     Never burn green wood or wood taken from still-alive trees. Wood that is still alive will have water and won’t burn.  When you are done with the fire, pour water over it and watch until the last hot coal goes out and the ash turns watery.                                                                                                                          If the fire ever breaks out, immediately shout to inform people in the area and call emergency services.  And that’s it. There really aren’t that many safety guidelines to follow.

       There are also a few different styles of fires to be made. We’ll go over those next. 

Styles of Fires (and types of wood used) 

       The main difference between fire styles are the way they are set up.

There are three basic types: 

1) Tepee. This is set up with your tinder in the center and kindling surrounding the tinder. Then, you must create essentially a cone (with air holes) of wood surrounding the tinder and kindling.        

2) Log cabin. A log cabin fire is set up in the same way as the toys many of us played within our youth were.  Two logs spaced evenly apart, then another two smaller logs on top of them, at a 90-degree tilt,  until you eventually have a square firebase with tinder and kindling in the middle.     

3) Pyramid fire. A pyramid fire is similar to a log cabin fire; however,  instead of building upwards, you build upwards and inwards. This means you have a result at the end that looks like one of the  Egyptian monuments, except made of wood and with air holes.   

      For each of these, you will need tinder, kindling, and wood. Tinder must be fine and very flammable. Examples of tinder include paper, lint, and dry grass. Kindling is made of slightly larger things; basically, just twigs and small sticks. Wood is the largest ranging category. It ranges from  large sticks to logs the sizes of small houses and it has many, many different types. You’ll want to use the large sticks first; larger and larger pieces of wood become progressively harder to burn. Later, as the fire gets bigger, you can put on larger wood.  In my personal experience, the type of wood has never really mattered. Just make sure you’re not using decomposing or green wood, and you should be okay. 
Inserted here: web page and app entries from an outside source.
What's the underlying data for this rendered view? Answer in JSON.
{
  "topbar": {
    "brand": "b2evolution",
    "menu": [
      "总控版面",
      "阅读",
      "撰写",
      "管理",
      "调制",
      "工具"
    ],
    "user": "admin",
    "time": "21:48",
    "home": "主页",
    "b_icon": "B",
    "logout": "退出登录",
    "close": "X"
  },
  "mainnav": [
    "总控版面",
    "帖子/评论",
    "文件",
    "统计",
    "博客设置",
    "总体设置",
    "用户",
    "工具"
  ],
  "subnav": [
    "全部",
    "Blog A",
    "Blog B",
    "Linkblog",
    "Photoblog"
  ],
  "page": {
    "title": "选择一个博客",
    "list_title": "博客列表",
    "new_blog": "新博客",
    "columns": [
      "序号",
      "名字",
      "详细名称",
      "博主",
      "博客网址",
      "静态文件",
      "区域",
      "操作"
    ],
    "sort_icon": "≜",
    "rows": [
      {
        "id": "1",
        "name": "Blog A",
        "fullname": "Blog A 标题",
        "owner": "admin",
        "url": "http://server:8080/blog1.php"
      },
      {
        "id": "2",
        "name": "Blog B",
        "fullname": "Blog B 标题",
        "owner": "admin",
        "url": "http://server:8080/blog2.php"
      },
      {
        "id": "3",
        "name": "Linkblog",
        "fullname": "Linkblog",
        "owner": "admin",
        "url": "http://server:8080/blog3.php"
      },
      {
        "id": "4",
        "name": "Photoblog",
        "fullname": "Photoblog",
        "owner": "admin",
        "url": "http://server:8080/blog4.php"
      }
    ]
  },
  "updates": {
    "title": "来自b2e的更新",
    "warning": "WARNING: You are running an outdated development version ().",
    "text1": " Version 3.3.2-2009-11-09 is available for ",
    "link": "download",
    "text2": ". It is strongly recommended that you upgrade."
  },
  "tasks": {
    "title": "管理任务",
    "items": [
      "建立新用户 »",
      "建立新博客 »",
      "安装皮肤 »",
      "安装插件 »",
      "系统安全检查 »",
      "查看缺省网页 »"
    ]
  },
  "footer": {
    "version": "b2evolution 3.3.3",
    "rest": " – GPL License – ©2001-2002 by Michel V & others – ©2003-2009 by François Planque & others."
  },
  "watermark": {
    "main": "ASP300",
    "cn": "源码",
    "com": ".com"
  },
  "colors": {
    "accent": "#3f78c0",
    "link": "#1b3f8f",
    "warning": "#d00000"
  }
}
      Finally, we will be moving into the steps of actually making your fire burn. With the knowledge you have gained from this post, it should be quite trivial. 

Fire Creation 

1) Gather wood, kindling and some tinder from the nearby area. You should always have some amount of tinder with you. 

2) Set up your fire as described in the previous section. 

3) Ignite the tinder. 

4) If the fire seems to be dying, blow on it. It sounds counterproductive, but this gives more air to the fire, which allows it to burn hotter and thus spread to the rest of your setup.   

And that’s all. Thank you for reading this post and if you have any questions, just drop them in the comments section.